[Goal of the exercise] Please, without the pictures, restate every entry exactly.

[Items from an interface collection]
....
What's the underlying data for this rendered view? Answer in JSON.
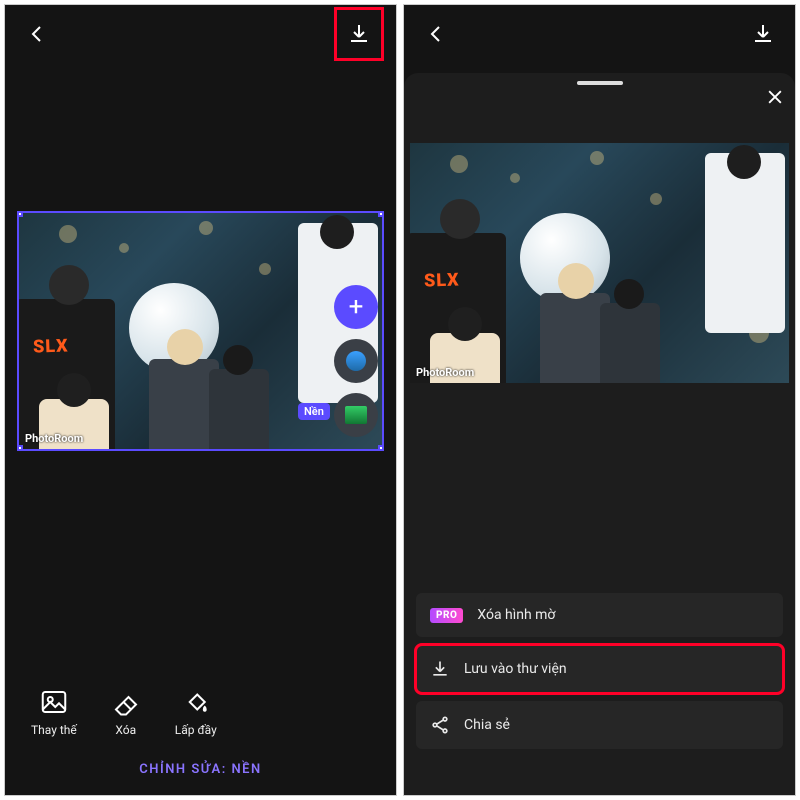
{
  "watermark": "PhotoRoom",
  "left": {
    "layer_tag": "Nền",
    "tools": {
      "replace": "Thay thế",
      "erase": "Xóa",
      "fill": "Lấp đầy"
    },
    "footer": "CHỈNH SỬA: NỀN",
    "shirt_logo": "SLX"
  },
  "right": {
    "options": {
      "pro_badge": "PRO",
      "remove_watermark": "Xóa hình mờ",
      "save_to_library": "Lưu vào thư viện",
      "share": "Chia sẻ"
    }
  }
}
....
[Answer]
What's the underlying data for this rendered view? Answer in JSON.
{
  "watermark": "PhotoRoom",
  "left": {
    "layer_tag": "Nền",
    "tools": {
      "replace": "Thay thế",
      "erase": "Xóa",
      "fill": "Lấp đầy"
    },
    "footer": "CHỈNH SỬA: NỀN",
    "shirt_logo": "SLX"
  },
  "right": {
    "options": {
      "pro_badge": "PRO",
      "remove_watermark": "Xóa hình mờ",
      "save_to_library": "Lưu vào thư viện",
      "share": "Chia sẻ"
    }
  }
}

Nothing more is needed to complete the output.